## Records excerpted from a collection
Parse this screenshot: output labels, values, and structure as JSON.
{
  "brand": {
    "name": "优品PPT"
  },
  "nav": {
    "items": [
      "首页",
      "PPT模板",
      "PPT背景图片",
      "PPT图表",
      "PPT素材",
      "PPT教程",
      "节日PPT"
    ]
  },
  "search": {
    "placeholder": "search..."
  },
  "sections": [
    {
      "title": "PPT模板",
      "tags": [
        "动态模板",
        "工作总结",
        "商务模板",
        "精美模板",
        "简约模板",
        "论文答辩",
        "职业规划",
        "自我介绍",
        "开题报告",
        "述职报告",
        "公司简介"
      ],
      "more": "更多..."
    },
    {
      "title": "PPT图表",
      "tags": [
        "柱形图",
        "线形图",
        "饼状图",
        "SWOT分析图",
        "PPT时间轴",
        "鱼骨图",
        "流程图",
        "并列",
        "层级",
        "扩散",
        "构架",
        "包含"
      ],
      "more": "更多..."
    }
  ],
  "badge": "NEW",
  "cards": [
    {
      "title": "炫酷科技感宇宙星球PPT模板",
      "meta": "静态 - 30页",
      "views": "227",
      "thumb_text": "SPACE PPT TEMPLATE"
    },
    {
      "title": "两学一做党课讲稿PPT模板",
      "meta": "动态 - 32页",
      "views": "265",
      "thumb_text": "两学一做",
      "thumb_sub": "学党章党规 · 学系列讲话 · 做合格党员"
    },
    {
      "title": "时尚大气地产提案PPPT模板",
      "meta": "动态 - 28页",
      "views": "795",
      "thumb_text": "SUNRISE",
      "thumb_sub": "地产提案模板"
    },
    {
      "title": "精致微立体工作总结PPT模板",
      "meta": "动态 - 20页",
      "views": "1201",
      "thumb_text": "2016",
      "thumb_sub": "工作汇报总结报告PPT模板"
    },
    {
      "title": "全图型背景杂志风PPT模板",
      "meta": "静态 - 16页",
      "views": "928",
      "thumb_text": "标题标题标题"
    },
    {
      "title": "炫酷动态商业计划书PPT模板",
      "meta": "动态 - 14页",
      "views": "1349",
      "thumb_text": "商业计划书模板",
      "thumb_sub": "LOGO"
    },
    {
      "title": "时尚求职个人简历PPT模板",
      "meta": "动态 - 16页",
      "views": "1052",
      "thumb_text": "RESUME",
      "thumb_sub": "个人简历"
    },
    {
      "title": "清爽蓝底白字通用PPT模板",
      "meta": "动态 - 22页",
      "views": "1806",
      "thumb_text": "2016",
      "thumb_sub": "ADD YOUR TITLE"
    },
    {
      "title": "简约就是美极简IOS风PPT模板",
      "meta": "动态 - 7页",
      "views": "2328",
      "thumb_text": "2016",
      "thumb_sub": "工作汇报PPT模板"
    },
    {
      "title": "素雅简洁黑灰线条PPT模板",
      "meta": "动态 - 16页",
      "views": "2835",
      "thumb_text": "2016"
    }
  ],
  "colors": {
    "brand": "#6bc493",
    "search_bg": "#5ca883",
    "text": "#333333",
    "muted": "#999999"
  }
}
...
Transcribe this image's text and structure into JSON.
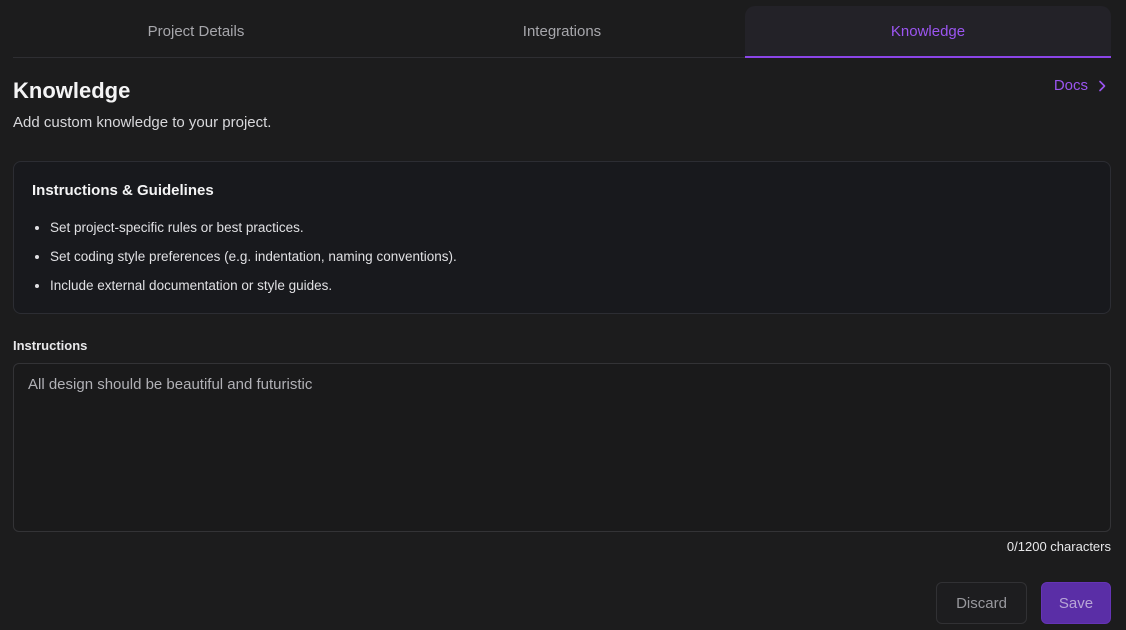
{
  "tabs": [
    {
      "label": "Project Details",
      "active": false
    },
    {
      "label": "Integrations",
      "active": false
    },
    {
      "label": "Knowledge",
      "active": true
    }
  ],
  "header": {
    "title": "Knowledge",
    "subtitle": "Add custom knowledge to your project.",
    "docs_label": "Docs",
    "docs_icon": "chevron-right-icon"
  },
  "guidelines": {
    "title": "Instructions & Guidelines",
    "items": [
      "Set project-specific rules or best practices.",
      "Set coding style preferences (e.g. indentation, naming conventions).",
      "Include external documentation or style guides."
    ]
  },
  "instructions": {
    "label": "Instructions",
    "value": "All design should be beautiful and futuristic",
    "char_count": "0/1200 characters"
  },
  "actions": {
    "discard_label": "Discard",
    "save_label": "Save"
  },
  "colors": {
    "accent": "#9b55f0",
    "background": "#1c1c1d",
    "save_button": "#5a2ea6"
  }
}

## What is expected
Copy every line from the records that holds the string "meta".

## Written answer
      "meta": "静态 - 30页",
      "meta": "动态 - 32页",
      "meta": "动态 - 28页",
      "meta": "动态 - 20页",
      "meta": "静态 - 16页",
      "meta": "动态 - 14页",
      "meta": "动态 - 16页",
      "meta": "动态 - 22页",
      "meta": "动态 - 7页",
      "meta": "动态 - 16页",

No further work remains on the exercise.